● **YOUR OBJECTIVE**
Repeat the data exactly. Pictures stay out.

= = =

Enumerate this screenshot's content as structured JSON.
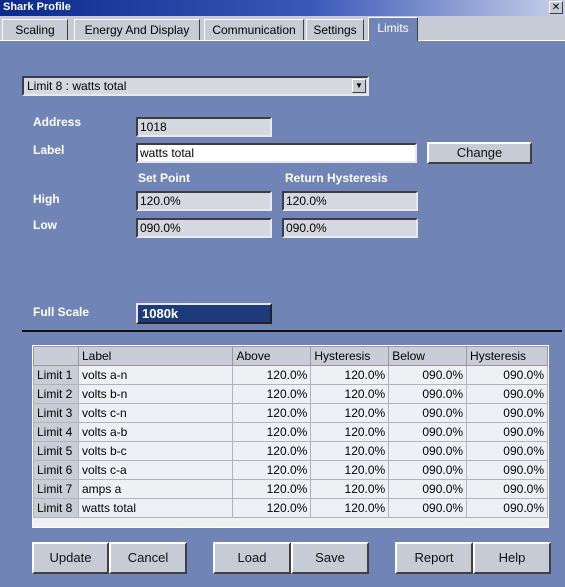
{
  "window": {
    "title": "Shark Profile",
    "close_glyph": "✕"
  },
  "tabs": [
    "Scaling",
    "Energy And Display",
    "Communication",
    "Settings",
    "Limits"
  ],
  "limit_select": {
    "value": "Limit 8 : watts total",
    "arrow_glyph": "▼"
  },
  "address": {
    "label": "Address",
    "value": "1018"
  },
  "label_field": {
    "label": "Label",
    "value": "watts total"
  },
  "change_button": "Change",
  "columns": {
    "set_point": "Set Point",
    "return_hysteresis": "Return Hysteresis"
  },
  "high": {
    "label": "High",
    "set_point": "120.0%",
    "return_hysteresis": "120.0%"
  },
  "low": {
    "label": "Low",
    "set_point": "090.0%",
    "return_hysteresis": "090.0%"
  },
  "full_scale": {
    "label": "Full Scale",
    "value": "1080k"
  },
  "table": {
    "headers": [
      "",
      "Label",
      "Above",
      "Hysteresis",
      "Below",
      "Hysteresis"
    ],
    "rows": [
      [
        "Limit 1",
        "volts a-n",
        "120.0%",
        "120.0%",
        "090.0%",
        "090.0%"
      ],
      [
        "Limit 2",
        "volts b-n",
        "120.0%",
        "120.0%",
        "090.0%",
        "090.0%"
      ],
      [
        "Limit 3",
        "volts c-n",
        "120.0%",
        "120.0%",
        "090.0%",
        "090.0%"
      ],
      [
        "Limit 4",
        "volts a-b",
        "120.0%",
        "120.0%",
        "090.0%",
        "090.0%"
      ],
      [
        "Limit 5",
        "volts b-c",
        "120.0%",
        "120.0%",
        "090.0%",
        "090.0%"
      ],
      [
        "Limit 6",
        "volts c-a",
        "120.0%",
        "120.0%",
        "090.0%",
        "090.0%"
      ],
      [
        "Limit 7",
        "amps a",
        "120.0%",
        "120.0%",
        "090.0%",
        "090.0%"
      ],
      [
        "Limit 8",
        "watts total",
        "120.0%",
        "120.0%",
        "090.0%",
        "090.0%"
      ]
    ]
  },
  "buttons": {
    "update": "Update",
    "cancel": "Cancel",
    "load": "Load",
    "save": "Save",
    "report": "Report",
    "help": "Help"
  },
  "colors": {
    "background": "#7084b6",
    "titlebar": "#0c2a8c",
    "full_scale_bg": "#1e3a7a"
  }
}
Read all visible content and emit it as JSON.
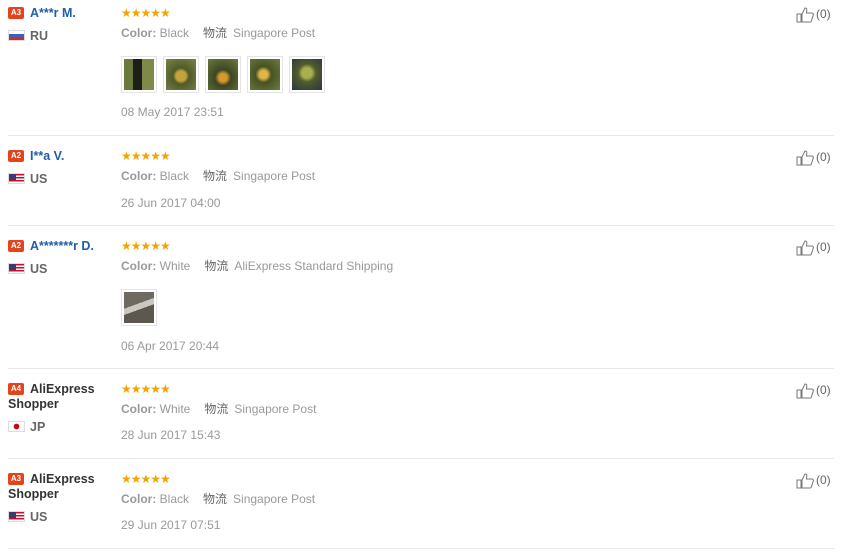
{
  "reviews": [
    {
      "badge": "A3",
      "name": "A***r M.",
      "name_style": "blue",
      "country_code": "RU",
      "country": "RU",
      "rating": 5,
      "stars": "★★★★★",
      "color_label": "Color:",
      "color_value": "Black",
      "shipping_label": "物流",
      "shipping": "Singapore Post",
      "photos": [
        "photo-1",
        "photo-2",
        "photo-3",
        "photo-4",
        "photo-5"
      ],
      "date": "08 May 2017 23:51",
      "likes": "(0)"
    },
    {
      "badge": "A2",
      "name": "I**a V.",
      "name_style": "blue",
      "country_code": "US",
      "country": "US",
      "rating": 5,
      "stars": "★★★★★",
      "color_label": "Color:",
      "color_value": "Black",
      "shipping_label": "物流",
      "shipping": "Singapore Post",
      "photos": [],
      "date": "26 Jun 2017 04:00",
      "likes": "(0)"
    },
    {
      "badge": "A2",
      "name": "A*******r D.",
      "name_style": "blue",
      "country_code": "US",
      "country": "US",
      "rating": 5,
      "stars": "★★★★★",
      "color_label": "Color:",
      "color_value": "White",
      "shipping_label": "物流",
      "shipping": "AliExpress Standard Shipping",
      "photos": [
        "photo-1"
      ],
      "date": "06 Apr 2017 20:44",
      "likes": "(0)"
    },
    {
      "badge": "A4",
      "name": "AliExpress Shopper",
      "name_style": "black",
      "country_code": "JP",
      "country": "JP",
      "rating": 5,
      "stars": "★★★★★",
      "color_label": "Color:",
      "color_value": "White",
      "shipping_label": "物流",
      "shipping": "Singapore Post",
      "photos": [],
      "date": "28 Jun 2017 15:43",
      "likes": "(0)"
    },
    {
      "badge": "A3",
      "name": "AliExpress Shopper",
      "name_style": "black",
      "country_code": "US",
      "country": "US",
      "rating": 5,
      "stars": "★★★★★",
      "color_label": "Color:",
      "color_value": "Black",
      "shipping_label": "物流",
      "shipping": "Singapore Post",
      "photos": [],
      "date": "29 Jun 2017 07:51",
      "likes": "(0)"
    }
  ],
  "colors": {
    "star": "#f2a500",
    "badge": "#e4441c",
    "link": "#1d5fa8"
  }
}
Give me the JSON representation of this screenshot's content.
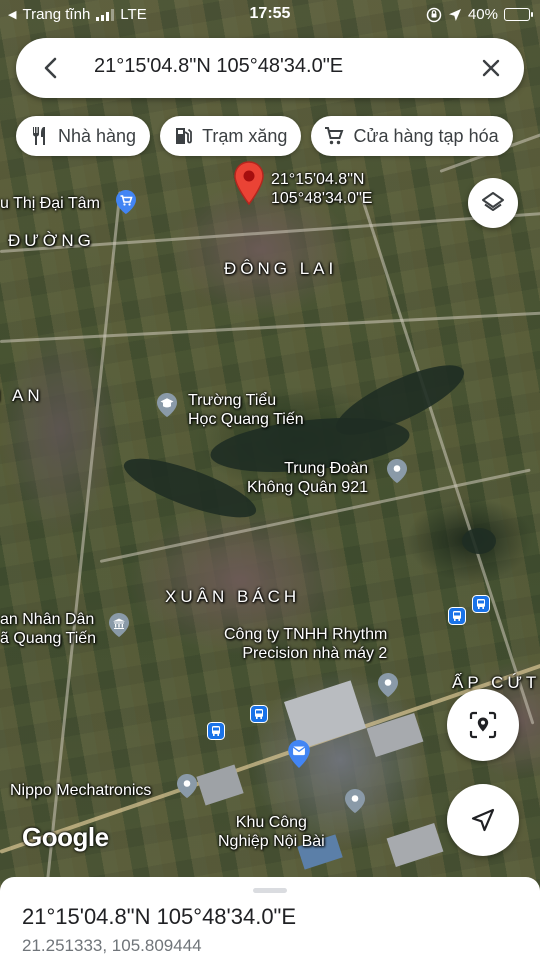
{
  "status_bar": {
    "back_label": "Trang tĩnh",
    "network": "LTE",
    "time": "17:55",
    "battery": "40%",
    "battery_level": 0.4
  },
  "search": {
    "query": "21°15'04.8\"N 105°48'34.0\"E"
  },
  "chips": [
    {
      "label": "Nhà hàng",
      "icon": "restaurant-icon"
    },
    {
      "label": "Trạm xăng",
      "icon": "gas-station-icon"
    },
    {
      "label": "Cửa hàng tạp hóa",
      "icon": "shopping-cart-icon"
    }
  ],
  "map": {
    "pin_label_line1": "21°15'04.8\"N",
    "pin_label_line2": "105°48'34.0\"E",
    "areas": {
      "dong_lai": "ĐÔNG LAI",
      "duong": "ĐƯỜNG",
      "an": "N AN",
      "xuan_bach": "XUÂN BÁCH",
      "ap_cut": "ẤP CỨT"
    },
    "places": {
      "sieu_thi": "u Thị Đại Tâm",
      "truong_line1": "Trường Tiểu",
      "truong_line2": "Học Quang Tiến",
      "trung_doan_line1": "Trung Đoàn",
      "trung_doan_line2": "Không Quân 921",
      "uy_ban_line1": "an Nhân Dân",
      "uy_ban_line2": "ã Quang Tiến",
      "rhythm_line1": "Công ty TNHH Rhythm",
      "rhythm_line2": "Precision nhà máy 2",
      "nippo": "Nippo Mechatronics",
      "kcn_line1": "Khu Công",
      "kcn_line2": "Nghiệp Nội Bài"
    },
    "attribution": "Google"
  },
  "bottom_sheet": {
    "title": "21°15'04.8\"N 105°48'34.0\"E",
    "decimal_coords": "21.251333, 105.809444"
  },
  "colors": {
    "pin": "#ea4335",
    "poi_gray": "#8a9aa8",
    "poi_blue": "#4285f4",
    "bus_blue": "#1a73e8"
  }
}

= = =

● **TASK ANSWER**
Enumerate this screenshot's content as structured JSON.
{
  "window": {
    "title": "Shark Profile",
    "close_glyph": "✕"
  },
  "tabs": [
    "Scaling",
    "Energy And Display",
    "Communication",
    "Settings",
    "Limits"
  ],
  "limit_select": {
    "value": "Limit 8 : watts total",
    "arrow_glyph": "▼"
  },
  "address": {
    "label": "Address",
    "value": "1018"
  },
  "label_field": {
    "label": "Label",
    "value": "watts total"
  },
  "change_button": "Change",
  "columns": {
    "set_point": "Set Point",
    "return_hysteresis": "Return Hysteresis"
  },
  "high": {
    "label": "High",
    "set_point": "120.0%",
    "return_hysteresis": "120.0%"
  },
  "low": {
    "label": "Low",
    "set_point": "090.0%",
    "return_hysteresis": "090.0%"
  },
  "full_scale": {
    "label": "Full Scale",
    "value": "1080k"
  },
  "table": {
    "headers": [
      "",
      "Label",
      "Above",
      "Hysteresis",
      "Below",
      "Hysteresis"
    ],
    "rows": [
      [
        "Limit 1",
        "volts a-n",
        "120.0%",
        "120.0%",
        "090.0%",
        "090.0%"
      ],
      [
        "Limit 2",
        "volts b-n",
        "120.0%",
        "120.0%",
        "090.0%",
        "090.0%"
      ],
      [
        "Limit 3",
        "volts c-n",
        "120.0%",
        "120.0%",
        "090.0%",
        "090.0%"
      ],
      [
        "Limit 4",
        "volts a-b",
        "120.0%",
        "120.0%",
        "090.0%",
        "090.0%"
      ],
      [
        "Limit 5",
        "volts b-c",
        "120.0%",
        "120.0%",
        "090.0%",
        "090.0%"
      ],
      [
        "Limit 6",
        "volts c-a",
        "120.0%",
        "120.0%",
        "090.0%",
        "090.0%"
      ],
      [
        "Limit 7",
        "amps a",
        "120.0%",
        "120.0%",
        "090.0%",
        "090.0%"
      ],
      [
        "Limit 8",
        "watts total",
        "120.0%",
        "120.0%",
        "090.0%",
        "090.0%"
      ]
    ]
  },
  "buttons": {
    "update": "Update",
    "cancel": "Cancel",
    "load": "Load",
    "save": "Save",
    "report": "Report",
    "help": "Help"
  },
  "colors": {
    "background": "#7084b6",
    "titlebar": "#0c2a8c",
    "full_scale_bg": "#1e3a7a"
  }
}
Read all visible content and emit it as JSON.
{
  "reviews": [
    {
      "badge": "A3",
      "name": "A***r M.",
      "name_style": "blue",
      "country_code": "RU",
      "country": "RU",
      "rating": 5,
      "stars": "★★★★★",
      "color_label": "Color:",
      "color_value": "Black",
      "shipping_label": "物流",
      "shipping": "Singapore Post",
      "photos": [
        "photo-1",
        "photo-2",
        "photo-3",
        "photo-4",
        "photo-5"
      ],
      "date": "08 May 2017 23:51",
      "likes": "(0)"
    },
    {
      "badge": "A2",
      "name": "I**a V.",
      "name_style": "blue",
      "country_code": "US",
      "country": "US",
      "rating": 5,
      "stars": "★★★★★",
      "color_label": "Color:",
      "color_value": "Black",
      "shipping_label": "物流",
      "shipping": "Singapore Post",
      "photos": [],
      "date": "26 Jun 2017 04:00",
      "likes": "(0)"
    },
    {
      "badge": "A2",
      "name": "A*******r D.",
      "name_style": "blue",
      "country_code": "US",
      "country": "US",
      "rating": 5,
      "stars": "★★★★★",
      "color_label": "Color:",
      "color_value": "White",
      "shipping_label": "物流",
      "shipping": "AliExpress Standard Shipping",
      "photos": [
        "photo-1"
      ],
      "date": "06 Apr 2017 20:44",
      "likes": "(0)"
    },
    {
      "badge": "A4",
      "name": "AliExpress Shopper",
      "name_style": "black",
      "country_code": "JP",
      "country": "JP",
      "rating": 5,
      "stars": "★★★★★",
      "color_label": "Color:",
      "color_value": "White",
      "shipping_label": "物流",
      "shipping": "Singapore Post",
      "photos": [],
      "date": "28 Jun 2017 15:43",
      "likes": "(0)"
    },
    {
      "badge": "A3",
      "name": "AliExpress Shopper",
      "name_style": "black",
      "country_code": "US",
      "country": "US",
      "rating": 5,
      "stars": "★★★★★",
      "color_label": "Color:",
      "color_value": "Black",
      "shipping_label": "物流",
      "shipping": "Singapore Post",
      "photos": [],
      "date": "29 Jun 2017 07:51",
      "likes": "(0)"
    }
  ],
  "colors": {
    "star": "#f2a500",
    "badge": "#e4441c",
    "link": "#1d5fa8"
  }
}
Give me the JSON representation of this screenshot's content.
{
  "status_bar": {
    "back_label": "Trang tĩnh",
    "network": "LTE",
    "time": "17:55",
    "battery": "40%",
    "battery_level": 0.4
  },
  "search": {
    "query": "21°15'04.8\"N 105°48'34.0\"E"
  },
  "chips": [
    {
      "label": "Nhà hàng",
      "icon": "restaurant-icon"
    },
    {
      "label": "Trạm xăng",
      "icon": "gas-station-icon"
    },
    {
      "label": "Cửa hàng tạp hóa",
      "icon": "shopping-cart-icon"
    }
  ],
  "map": {
    "pin_label_line1": "21°15'04.8\"N",
    "pin_label_line2": "105°48'34.0\"E",
    "areas": {
      "dong_lai": "ĐÔNG LAI",
      "duong": "ĐƯỜNG",
      "an": "N AN",
      "xuan_bach": "XUÂN BÁCH",
      "ap_cut": "ẤP CỨT"
    },
    "places": {
      "sieu_thi": "u Thị Đại Tâm",
      "truong_line1": "Trường Tiểu",
      "truong_line2": "Học Quang Tiến",
      "trung_doan_line1": "Trung Đoàn",
      "trung_doan_line2": "Không Quân 921",
      "uy_ban_line1": "an Nhân Dân",
      "uy_ban_line2": "ã Quang Tiến",
      "rhythm_line1": "Công ty TNHH Rhythm",
      "rhythm_line2": "Precision nhà máy 2",
      "nippo": "Nippo Mechatronics",
      "kcn_line1": "Khu Công",
      "kcn_line2": "Nghiệp Nội Bài"
    },
    "attribution": "Google"
  },
  "bottom_sheet": {
    "title": "21°15'04.8\"N 105°48'34.0\"E",
    "decimal_coords": "21.251333, 105.809444"
  },
  "colors": {
    "pin": "#ea4335",
    "poi_gray": "#8a9aa8",
    "poi_blue": "#4285f4",
    "bus_blue": "#1a73e8"
  }
}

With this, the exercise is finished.